Army officials knew within days of Pat Tillman’s death that the former NFL player had been killed by fellow Rangers during a patrol in Afghanistan but did not inform his family and the public for weeks.
A new Army report shows that Gen. John P. Abizaid, the theater commander in Afghanistan, and other top Army officials were aware an investigation had determined the death was caused by an act of “gross negligence” four days before a nationally televised memorial service.
Tillman, 27, turned down a multimillion-dollar contract with the Arizona Cardinals to join the Army after the Sept. 11, 2001, terrorist attacks. He was taking cover behind a boulder along a canyon road near the Pakistani border when a firefight erupted at twilight on April 22, 2004.
Troops on the scene said they were immediately sure Tillman was killed by a barrage of American bullets.

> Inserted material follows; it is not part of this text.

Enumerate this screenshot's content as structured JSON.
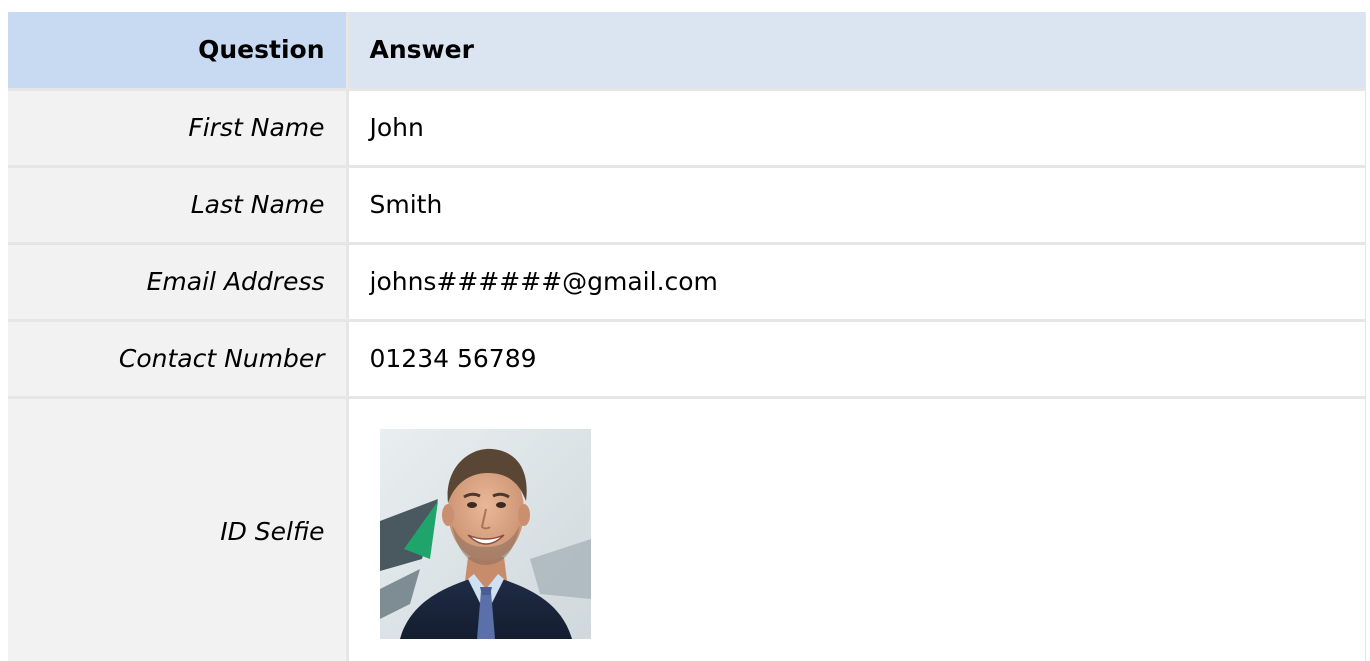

Official Army documents show that officers erroneously reported that Tillman was killed by enemy fire, destroyed critical evidence and initially concealed the truth from his brother, also an Army Ranger, who was near the attack.
The memorial service in San Jose, Calif., took place May 3, 2004. The Army announced May 29 that Tillman likely died because of friendly fire.
Brig. Gen. Gary M. Jones, who prepared the report, claimed there was no official reluctance to report the truth.
But an Army spokesman, Paul Boyce, said: “Notifying families in a timely way that they have had a loved one killed or severely injured is complex and imperfect work. We can do better.”